Would you please write out every record exactly?
..............................
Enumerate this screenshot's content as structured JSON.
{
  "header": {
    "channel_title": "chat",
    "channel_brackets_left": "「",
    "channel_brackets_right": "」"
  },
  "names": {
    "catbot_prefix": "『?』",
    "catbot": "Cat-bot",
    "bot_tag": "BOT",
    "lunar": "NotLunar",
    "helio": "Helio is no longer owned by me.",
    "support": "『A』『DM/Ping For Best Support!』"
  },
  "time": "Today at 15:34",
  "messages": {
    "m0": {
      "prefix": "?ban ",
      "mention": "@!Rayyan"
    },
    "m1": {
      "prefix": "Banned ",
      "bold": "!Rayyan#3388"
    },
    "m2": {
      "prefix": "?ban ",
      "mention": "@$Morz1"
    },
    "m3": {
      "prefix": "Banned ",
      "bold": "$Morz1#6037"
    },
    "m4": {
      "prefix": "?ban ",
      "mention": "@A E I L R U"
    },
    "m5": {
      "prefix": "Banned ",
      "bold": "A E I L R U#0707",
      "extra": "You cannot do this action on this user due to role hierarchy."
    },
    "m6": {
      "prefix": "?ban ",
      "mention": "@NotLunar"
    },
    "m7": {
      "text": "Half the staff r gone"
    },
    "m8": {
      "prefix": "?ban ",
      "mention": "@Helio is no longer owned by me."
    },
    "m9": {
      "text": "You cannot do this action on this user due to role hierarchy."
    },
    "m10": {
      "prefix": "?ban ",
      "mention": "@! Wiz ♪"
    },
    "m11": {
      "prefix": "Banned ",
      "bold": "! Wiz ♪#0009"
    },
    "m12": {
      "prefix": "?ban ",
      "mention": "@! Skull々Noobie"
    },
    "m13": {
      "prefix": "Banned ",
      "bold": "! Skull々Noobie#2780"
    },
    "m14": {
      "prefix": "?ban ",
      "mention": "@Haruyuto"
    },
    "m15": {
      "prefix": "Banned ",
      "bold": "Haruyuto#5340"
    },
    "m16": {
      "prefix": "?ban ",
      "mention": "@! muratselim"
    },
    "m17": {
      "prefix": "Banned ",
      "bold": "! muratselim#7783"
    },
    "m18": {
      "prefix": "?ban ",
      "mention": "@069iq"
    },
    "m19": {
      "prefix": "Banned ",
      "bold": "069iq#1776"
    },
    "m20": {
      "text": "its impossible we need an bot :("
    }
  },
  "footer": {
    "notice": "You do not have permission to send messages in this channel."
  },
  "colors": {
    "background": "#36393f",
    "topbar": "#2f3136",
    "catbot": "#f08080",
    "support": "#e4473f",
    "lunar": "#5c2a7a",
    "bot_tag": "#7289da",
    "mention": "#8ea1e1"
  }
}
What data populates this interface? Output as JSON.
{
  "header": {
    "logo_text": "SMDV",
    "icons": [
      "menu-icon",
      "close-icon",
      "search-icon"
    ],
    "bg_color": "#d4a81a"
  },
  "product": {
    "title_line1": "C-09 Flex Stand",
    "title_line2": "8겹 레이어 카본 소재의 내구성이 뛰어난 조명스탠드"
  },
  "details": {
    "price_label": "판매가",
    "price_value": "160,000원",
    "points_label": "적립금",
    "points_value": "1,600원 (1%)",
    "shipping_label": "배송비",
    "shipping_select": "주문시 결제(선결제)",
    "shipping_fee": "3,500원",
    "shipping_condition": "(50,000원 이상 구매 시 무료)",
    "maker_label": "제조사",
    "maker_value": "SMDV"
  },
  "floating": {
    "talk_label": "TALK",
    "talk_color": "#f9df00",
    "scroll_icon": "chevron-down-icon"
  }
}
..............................
Reply:
Enumerate this screenshot's content as structured JSON.
{
  "header": {
    "channel_title": "chat",
    "channel_brackets_left": "「",
    "channel_brackets_right": "」"
  },
  "names": {
    "catbot_prefix": "『?』",
    "catbot": "Cat-bot",
    "bot_tag": "BOT",
    "lunar": "NotLunar",
    "helio": "Helio is no longer owned by me.",
    "support": "『A』『DM/Ping For Best Support!』"
  },
  "time": "Today at 15:34",
  "messages": {
    "m0": {
      "prefix": "?ban ",
      "mention": "@!Rayyan"
    },
    "m1": {
      "prefix": "Banned ",
      "bold": "!Rayyan#3388"
    },
    "m2": {
      "prefix": "?ban ",
      "mention": "@$Morz1"
    },
    "m3": {
      "prefix": "Banned ",
      "bold": "$Morz1#6037"
    },
    "m4": {
      "prefix": "?ban ",
      "mention": "@A E I L R U"
    },
    "m5": {
      "prefix": "Banned ",
      "bold": "A E I L R U#0707",
      "extra": "You cannot do this action on this user due to role hierarchy."
    },
    "m6": {
      "prefix": "?ban ",
      "mention": "@NotLunar"
    },
    "m7": {
      "text": "Half the staff r gone"
    },
    "m8": {
      "prefix": "?ban ",
      "mention": "@Helio is no longer owned by me."
    },
    "m9": {
      "text": "You cannot do this action on this user due to role hierarchy."
    },
    "m10": {
      "prefix": "?ban ",
      "mention": "@! Wiz ♪"
    },
    "m11": {
      "prefix": "Banned ",
      "bold": "! Wiz ♪#0009"
    },
    "m12": {
      "prefix": "?ban ",
      "mention": "@! Skull々Noobie"
    },
    "m13": {
      "prefix": "Banned ",
      "bold": "! Skull々Noobie#2780"
    },
    "m14": {
      "prefix": "?ban ",
      "mention": "@Haruyuto"
    },
    "m15": {
      "prefix": "Banned ",
      "bold": "Haruyuto#5340"
    },
    "m16": {
      "prefix": "?ban ",
      "mention": "@! muratselim"
    },
    "m17": {
      "prefix": "Banned ",
      "bold": "! muratselim#7783"
    },
    "m18": {
      "prefix": "?ban ",
      "mention": "@069iq"
    },
    "m19": {
      "prefix": "Banned ",
      "bold": "069iq#1776"
    },
    "m20": {
      "text": "its impossible we need an bot :("
    }
  },
  "footer": {
    "notice": "You do not have permission to send messages in this channel."
  },
  "colors": {
    "background": "#36393f",
    "topbar": "#2f3136",
    "catbot": "#f08080",
    "support": "#e4473f",
    "lunar": "#5c2a7a",
    "bot_tag": "#7289da",
    "mention": "#8ea1e1"
  }
}
What data populates this interface? Output as JSON.
{
  "header": {
    "logo_text": "SMDV",
    "icons": [
      "menu-icon",
      "close-icon",
      "search-icon"
    ],
    "bg_color": "#d4a81a"
  },
  "product": {
    "title_line1": "C-09 Flex Stand",
    "title_line2": "8겹 레이어 카본 소재의 내구성이 뛰어난 조명스탠드"
  },
  "details": {
    "price_label": "판매가",
    "price_value": "160,000원",
    "points_label": "적립금",
    "points_value": "1,600원 (1%)",
    "shipping_label": "배송비",
    "shipping_select": "주문시 결제(선결제)",
    "shipping_fee": "3,500원",
    "shipping_condition": "(50,000원 이상 구매 시 무료)",
    "maker_label": "제조사",
    "maker_value": "SMDV"
  },
  "floating": {
    "talk_label": "TALK",
    "talk_color": "#f9df00",
    "scroll_icon": "chevron-down-icon"
  }
}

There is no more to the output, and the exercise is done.